Performing music together over a public network while being located at a distance from each other necessarily means performing under a particular set of technical and performative constraints. These constraints are antithetical to-and make cumbersome-the performance of tightly synchronised music, which traditionally depends on the conditions of tra...
This paper discusses the findings of a qualitative study, conducted in Australia, which embarked on the task of detecting and defining aspects of Australian guitar culture. This was undertaken by identifying and locating musically notate-able, quintessentially Australian guitar performance styles through an analytical look at the music of historica...
In this article we present the Networked Music Performance Library, which documents research and practice in the field of networked music performance. The library was developed in response to the skyrocketing interest in networked music due to social distancing and travel restrictions during the COVID-19 pandemic in 2020. In this article, we discuss the library’s working environment and briefly describe several similar earlier projects by other researchers. The main goals we set for the library were to collect materials, organise accessible and straightforward ways of navigating the collection, including knowledge from a wider context of time-based arts (theatre, dance and other time-based art forms), and create a community of users and contributors. We describe the main methods we use to find the works for the library and examine the current state of our collection, which has grown in the last year. Through an analysis of the entries’ metadata, we provide several examples of professionals’ use of the library. Current library users include performing musicians, teachers and composers. As the project is ongoing, we outline the scope of our future work as well as analyse several possible post-COVID applications for networked music, which include assisting socially isolated musicians, teaching, travel and new pandemics. We also show how this library could contribute to the development of new electroacoustic approaches.

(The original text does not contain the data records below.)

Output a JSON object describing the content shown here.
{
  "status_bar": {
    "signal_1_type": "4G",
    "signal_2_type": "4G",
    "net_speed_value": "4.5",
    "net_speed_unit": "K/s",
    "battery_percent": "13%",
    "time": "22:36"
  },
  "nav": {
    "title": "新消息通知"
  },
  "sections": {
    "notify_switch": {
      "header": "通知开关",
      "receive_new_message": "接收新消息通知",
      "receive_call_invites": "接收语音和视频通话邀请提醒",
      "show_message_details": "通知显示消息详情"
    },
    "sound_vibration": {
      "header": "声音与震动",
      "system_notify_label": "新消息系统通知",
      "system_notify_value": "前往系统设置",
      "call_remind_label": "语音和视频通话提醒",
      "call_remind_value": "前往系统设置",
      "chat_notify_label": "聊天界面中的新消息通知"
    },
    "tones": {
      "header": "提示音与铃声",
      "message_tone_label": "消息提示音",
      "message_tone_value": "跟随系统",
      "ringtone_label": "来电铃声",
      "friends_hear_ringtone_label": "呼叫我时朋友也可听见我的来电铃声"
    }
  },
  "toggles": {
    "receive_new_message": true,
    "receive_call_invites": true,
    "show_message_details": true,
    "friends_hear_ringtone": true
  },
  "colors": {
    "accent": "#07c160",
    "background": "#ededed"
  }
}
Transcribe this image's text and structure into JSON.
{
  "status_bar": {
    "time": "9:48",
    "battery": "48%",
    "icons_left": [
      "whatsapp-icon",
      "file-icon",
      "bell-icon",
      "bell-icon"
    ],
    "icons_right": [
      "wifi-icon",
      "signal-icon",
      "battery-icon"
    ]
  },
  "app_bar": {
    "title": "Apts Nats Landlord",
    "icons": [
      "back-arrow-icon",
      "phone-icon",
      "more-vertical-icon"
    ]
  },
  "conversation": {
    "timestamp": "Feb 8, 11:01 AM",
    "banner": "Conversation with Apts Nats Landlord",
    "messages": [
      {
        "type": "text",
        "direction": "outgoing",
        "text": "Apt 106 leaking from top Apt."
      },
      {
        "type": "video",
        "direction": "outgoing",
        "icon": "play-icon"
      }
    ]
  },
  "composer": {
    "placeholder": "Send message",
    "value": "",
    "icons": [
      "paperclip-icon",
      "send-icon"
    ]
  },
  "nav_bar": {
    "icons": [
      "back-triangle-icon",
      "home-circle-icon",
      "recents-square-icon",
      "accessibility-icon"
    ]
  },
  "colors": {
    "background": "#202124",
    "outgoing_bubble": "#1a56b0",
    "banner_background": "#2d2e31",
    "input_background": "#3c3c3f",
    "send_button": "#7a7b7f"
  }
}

We usually perceive time as an integral part of our everyday life. We try to wake up at the same time every day, we schedule our affairs and get upset if a train is five minutes late. However, we often face situations that challenge our usual experience of time when we notice an uncrossable gap between this experience and what can be measured by clocks. I believe that music is infinitely capable of providing us with such experiences, and creating that kind of confusing time with music is the main focus of my research. At the heart of this research is the idea of three ways of representing time in music: measured, unmeasured, and immeasurable. Theoretical conceptualization is mainly built upon the works of Henri Bergson and Alexander Vvedensky. However, their works focus mostly on individual experiences of time, but my main question is how one can communicate such an experience to other people through music, and how to make this experience social. I analyze different musical strategies that deal with unmeasured time or challenge the idea of measurement itself. I conclude by presenting my own strategies of creating confusing temporal experiences, mainly through building failing hierarchies of temporal authorities and challenging the possibility of simultaneity. These strategies are presented through the series of pieces called “Songs” on which I have been working while writing this paper.